━━━ EXCERPTED RECORDS

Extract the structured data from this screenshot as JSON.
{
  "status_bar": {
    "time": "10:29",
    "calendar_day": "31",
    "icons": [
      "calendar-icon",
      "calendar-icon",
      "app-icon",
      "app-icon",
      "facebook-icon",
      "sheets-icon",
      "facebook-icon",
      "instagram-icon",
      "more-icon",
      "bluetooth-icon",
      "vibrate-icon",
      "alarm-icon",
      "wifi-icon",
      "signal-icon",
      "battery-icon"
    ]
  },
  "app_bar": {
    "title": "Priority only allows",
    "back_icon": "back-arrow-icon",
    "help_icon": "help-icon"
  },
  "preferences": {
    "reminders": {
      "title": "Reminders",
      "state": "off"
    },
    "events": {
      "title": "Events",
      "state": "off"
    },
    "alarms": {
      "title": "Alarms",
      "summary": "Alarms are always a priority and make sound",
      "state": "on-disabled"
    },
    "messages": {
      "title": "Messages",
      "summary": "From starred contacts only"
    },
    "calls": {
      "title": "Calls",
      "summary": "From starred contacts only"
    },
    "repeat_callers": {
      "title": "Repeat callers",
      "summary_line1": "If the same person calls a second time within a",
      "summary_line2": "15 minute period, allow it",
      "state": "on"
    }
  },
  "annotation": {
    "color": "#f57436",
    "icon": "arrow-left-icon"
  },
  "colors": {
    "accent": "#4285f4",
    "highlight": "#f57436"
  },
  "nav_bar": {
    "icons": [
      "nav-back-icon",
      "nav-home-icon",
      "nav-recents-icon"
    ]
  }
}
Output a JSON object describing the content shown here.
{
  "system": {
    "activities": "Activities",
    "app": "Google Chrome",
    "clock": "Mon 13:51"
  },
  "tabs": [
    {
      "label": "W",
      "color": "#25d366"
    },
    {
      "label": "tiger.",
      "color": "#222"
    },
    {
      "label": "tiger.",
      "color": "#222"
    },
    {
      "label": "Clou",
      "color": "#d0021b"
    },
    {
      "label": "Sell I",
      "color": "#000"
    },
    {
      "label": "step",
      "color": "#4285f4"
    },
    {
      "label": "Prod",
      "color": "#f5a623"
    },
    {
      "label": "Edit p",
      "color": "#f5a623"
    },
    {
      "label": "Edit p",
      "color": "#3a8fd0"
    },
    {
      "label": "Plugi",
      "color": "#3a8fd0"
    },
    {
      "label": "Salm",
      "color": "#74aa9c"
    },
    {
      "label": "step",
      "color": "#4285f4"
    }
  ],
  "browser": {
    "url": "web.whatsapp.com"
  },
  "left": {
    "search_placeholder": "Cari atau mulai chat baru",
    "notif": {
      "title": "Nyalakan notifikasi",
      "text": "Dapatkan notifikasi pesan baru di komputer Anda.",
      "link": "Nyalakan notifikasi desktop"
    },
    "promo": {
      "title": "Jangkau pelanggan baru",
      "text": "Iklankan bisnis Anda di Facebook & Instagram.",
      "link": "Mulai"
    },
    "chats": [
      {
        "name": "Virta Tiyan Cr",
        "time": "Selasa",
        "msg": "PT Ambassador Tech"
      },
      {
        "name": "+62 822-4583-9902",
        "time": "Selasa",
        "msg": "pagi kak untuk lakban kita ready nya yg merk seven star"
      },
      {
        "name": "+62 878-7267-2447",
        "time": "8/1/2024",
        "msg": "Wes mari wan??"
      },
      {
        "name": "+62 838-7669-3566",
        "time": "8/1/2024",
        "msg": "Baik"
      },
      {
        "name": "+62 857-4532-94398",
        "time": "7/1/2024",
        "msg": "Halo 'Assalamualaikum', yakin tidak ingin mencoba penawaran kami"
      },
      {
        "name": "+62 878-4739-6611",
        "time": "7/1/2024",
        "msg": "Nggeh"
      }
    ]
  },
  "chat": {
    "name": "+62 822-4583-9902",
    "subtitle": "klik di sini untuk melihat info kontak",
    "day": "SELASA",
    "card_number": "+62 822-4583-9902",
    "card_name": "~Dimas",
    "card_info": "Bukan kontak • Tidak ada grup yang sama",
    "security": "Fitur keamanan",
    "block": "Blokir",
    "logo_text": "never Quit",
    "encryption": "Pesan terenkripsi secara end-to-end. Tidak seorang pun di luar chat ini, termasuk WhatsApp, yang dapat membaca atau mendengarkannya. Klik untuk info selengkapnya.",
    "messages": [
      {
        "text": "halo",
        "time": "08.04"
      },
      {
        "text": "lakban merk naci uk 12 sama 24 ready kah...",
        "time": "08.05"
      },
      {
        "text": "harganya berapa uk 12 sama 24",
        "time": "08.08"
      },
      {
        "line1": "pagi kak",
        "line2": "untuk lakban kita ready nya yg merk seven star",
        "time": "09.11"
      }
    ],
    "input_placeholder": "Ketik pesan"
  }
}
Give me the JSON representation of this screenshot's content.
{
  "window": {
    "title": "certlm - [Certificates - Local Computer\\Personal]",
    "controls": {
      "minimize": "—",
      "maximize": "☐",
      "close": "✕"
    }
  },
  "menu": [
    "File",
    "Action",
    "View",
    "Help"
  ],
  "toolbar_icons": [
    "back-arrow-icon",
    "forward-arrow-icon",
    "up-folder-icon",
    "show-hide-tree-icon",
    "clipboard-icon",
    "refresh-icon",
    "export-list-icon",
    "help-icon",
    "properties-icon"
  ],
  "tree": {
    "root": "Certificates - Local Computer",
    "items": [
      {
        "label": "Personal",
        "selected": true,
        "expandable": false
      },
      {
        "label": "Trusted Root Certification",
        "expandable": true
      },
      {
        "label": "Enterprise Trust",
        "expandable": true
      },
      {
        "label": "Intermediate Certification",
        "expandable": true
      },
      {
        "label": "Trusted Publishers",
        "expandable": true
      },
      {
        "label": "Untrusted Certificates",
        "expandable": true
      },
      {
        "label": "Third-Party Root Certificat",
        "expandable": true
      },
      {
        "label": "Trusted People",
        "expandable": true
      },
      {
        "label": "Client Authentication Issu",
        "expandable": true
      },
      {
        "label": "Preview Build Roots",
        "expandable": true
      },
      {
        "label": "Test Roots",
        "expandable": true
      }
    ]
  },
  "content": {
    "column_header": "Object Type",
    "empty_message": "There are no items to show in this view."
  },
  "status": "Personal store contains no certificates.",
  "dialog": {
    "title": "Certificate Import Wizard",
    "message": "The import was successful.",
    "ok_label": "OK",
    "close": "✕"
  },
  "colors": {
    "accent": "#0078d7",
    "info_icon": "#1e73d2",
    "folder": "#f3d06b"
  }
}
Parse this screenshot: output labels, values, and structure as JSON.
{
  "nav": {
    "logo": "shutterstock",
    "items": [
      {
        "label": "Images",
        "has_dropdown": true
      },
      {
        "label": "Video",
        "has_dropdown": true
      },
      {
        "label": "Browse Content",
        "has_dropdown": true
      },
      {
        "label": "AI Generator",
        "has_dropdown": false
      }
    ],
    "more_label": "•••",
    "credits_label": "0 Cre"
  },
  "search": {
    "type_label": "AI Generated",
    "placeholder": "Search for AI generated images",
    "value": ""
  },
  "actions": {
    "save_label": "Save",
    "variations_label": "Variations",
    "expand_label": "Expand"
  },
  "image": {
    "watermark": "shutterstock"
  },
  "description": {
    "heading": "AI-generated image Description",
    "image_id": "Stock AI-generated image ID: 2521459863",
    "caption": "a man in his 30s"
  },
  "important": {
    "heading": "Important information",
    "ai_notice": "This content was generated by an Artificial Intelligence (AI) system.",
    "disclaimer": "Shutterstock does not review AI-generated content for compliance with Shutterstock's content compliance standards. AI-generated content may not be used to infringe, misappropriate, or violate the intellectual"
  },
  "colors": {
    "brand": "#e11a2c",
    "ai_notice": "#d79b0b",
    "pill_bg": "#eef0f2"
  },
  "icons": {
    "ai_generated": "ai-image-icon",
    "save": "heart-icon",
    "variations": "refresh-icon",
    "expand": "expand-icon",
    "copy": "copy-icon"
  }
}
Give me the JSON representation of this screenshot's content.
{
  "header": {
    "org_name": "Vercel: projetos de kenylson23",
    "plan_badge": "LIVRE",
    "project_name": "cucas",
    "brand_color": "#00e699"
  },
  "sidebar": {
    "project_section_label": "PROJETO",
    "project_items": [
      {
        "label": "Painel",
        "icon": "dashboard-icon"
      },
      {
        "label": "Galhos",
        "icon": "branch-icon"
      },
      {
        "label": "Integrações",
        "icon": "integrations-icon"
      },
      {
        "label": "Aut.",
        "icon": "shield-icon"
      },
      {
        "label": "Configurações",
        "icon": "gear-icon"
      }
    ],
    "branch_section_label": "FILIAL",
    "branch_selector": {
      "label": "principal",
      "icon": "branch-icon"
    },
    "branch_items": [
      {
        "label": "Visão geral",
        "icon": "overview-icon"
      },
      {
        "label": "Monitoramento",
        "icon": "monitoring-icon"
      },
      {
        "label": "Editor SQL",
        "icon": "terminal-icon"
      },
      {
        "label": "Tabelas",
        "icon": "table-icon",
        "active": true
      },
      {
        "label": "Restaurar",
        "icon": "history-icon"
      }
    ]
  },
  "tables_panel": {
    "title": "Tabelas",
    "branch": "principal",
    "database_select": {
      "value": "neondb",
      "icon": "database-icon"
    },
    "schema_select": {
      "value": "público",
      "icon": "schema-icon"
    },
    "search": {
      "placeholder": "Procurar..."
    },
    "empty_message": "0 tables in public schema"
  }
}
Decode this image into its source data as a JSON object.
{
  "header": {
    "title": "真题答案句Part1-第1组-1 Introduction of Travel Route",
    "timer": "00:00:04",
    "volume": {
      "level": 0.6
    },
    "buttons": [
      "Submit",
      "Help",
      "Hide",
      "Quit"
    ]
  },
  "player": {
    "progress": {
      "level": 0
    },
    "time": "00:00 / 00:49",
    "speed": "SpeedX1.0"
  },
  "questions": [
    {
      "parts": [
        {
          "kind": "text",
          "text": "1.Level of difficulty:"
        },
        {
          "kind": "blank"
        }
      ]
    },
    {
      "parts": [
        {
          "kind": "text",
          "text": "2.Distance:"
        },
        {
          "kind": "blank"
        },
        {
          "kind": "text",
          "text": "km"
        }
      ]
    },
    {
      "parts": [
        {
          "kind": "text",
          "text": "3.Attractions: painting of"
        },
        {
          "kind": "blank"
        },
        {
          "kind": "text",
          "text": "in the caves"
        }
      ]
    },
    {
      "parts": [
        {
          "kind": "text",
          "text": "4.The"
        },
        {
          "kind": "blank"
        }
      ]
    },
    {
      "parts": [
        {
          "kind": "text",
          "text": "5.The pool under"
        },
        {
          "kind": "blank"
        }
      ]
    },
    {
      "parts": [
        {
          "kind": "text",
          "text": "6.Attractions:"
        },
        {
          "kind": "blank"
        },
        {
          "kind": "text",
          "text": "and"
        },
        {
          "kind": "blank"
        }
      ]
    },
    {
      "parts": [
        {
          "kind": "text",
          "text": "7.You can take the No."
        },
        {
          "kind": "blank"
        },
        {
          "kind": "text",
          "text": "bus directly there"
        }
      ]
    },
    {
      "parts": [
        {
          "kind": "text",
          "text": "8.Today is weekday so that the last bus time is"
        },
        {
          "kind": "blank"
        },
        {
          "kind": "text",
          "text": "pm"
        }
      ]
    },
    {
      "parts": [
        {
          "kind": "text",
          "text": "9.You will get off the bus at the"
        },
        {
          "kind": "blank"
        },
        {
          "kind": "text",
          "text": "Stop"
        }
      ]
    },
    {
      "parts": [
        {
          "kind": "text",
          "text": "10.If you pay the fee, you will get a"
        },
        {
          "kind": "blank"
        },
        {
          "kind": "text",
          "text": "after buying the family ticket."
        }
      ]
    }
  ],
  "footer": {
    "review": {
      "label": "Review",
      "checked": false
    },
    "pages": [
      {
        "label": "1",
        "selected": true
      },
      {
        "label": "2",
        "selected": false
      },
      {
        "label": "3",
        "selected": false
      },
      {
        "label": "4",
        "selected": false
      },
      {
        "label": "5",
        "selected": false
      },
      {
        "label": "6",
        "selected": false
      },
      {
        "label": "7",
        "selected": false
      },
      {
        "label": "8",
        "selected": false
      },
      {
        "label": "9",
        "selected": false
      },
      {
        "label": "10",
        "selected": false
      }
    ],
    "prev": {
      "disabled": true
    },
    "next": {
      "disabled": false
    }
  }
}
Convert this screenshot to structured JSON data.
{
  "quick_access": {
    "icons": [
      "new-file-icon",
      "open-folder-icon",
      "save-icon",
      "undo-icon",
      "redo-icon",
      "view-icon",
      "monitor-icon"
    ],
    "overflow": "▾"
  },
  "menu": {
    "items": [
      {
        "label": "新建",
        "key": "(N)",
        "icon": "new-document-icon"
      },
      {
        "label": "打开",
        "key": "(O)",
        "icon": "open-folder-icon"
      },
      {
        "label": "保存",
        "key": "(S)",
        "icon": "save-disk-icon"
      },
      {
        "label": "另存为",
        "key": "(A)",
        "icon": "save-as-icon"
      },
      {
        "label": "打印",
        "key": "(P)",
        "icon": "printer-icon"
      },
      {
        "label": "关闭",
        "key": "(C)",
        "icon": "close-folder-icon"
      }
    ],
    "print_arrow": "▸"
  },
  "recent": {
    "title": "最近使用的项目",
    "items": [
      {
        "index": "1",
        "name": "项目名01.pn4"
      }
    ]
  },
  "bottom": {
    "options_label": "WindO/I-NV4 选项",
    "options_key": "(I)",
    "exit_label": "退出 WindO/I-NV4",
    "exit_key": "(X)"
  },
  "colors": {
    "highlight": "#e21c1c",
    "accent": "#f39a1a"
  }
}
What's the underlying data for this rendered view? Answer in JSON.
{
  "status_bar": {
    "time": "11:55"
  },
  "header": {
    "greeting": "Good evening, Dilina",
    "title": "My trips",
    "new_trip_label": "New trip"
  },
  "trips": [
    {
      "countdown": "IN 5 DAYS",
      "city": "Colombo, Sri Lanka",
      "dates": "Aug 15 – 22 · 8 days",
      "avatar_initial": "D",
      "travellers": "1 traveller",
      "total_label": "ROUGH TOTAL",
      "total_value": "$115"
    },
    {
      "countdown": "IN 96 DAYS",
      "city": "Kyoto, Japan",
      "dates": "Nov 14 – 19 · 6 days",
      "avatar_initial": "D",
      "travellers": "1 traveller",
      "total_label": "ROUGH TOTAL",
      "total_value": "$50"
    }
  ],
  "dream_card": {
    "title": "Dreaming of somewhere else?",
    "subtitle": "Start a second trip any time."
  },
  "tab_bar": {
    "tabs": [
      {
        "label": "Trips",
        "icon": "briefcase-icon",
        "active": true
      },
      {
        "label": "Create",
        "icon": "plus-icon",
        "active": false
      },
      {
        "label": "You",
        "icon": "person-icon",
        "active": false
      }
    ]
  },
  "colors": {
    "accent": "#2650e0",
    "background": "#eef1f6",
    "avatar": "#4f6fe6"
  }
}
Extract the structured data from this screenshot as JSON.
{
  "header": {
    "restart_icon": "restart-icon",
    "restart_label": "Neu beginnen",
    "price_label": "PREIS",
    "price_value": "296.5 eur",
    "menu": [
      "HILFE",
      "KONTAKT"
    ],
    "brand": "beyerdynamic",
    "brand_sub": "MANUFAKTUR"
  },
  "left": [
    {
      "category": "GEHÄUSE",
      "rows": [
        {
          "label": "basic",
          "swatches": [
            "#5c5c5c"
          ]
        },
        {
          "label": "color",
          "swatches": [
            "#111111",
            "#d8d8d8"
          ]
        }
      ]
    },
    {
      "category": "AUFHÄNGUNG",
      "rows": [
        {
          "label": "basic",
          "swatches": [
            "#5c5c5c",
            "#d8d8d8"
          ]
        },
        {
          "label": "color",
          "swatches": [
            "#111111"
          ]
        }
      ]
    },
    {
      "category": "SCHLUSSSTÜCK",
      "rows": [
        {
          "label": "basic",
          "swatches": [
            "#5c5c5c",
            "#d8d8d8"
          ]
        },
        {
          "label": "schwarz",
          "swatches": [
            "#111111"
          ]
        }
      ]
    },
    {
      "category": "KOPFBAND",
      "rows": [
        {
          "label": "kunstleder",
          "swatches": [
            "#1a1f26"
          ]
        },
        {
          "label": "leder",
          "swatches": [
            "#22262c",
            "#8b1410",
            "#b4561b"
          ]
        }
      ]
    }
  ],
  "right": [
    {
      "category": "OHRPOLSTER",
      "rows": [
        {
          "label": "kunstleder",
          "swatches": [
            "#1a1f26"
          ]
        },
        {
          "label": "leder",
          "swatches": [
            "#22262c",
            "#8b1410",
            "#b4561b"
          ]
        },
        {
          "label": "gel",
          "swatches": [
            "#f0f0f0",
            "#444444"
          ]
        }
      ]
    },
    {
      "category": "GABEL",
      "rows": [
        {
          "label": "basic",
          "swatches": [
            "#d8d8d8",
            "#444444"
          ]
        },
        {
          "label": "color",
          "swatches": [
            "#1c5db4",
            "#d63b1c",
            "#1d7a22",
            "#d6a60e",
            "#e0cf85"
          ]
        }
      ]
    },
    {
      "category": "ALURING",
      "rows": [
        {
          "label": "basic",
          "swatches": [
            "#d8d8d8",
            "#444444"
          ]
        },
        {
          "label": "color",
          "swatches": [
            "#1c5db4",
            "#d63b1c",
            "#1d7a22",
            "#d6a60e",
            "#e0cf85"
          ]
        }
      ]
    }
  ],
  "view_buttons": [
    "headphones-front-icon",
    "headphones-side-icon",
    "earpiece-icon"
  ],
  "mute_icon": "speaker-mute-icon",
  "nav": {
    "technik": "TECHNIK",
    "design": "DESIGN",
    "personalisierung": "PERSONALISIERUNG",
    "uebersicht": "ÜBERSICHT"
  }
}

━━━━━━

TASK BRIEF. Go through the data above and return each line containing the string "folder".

WRITTEN SOLUTION.
    "up-folder-icon",
    "folder": "#f3d06b"
      "open-folder-icon",
        "icon": "open-folder-icon"
        "icon": "close-folder-icon"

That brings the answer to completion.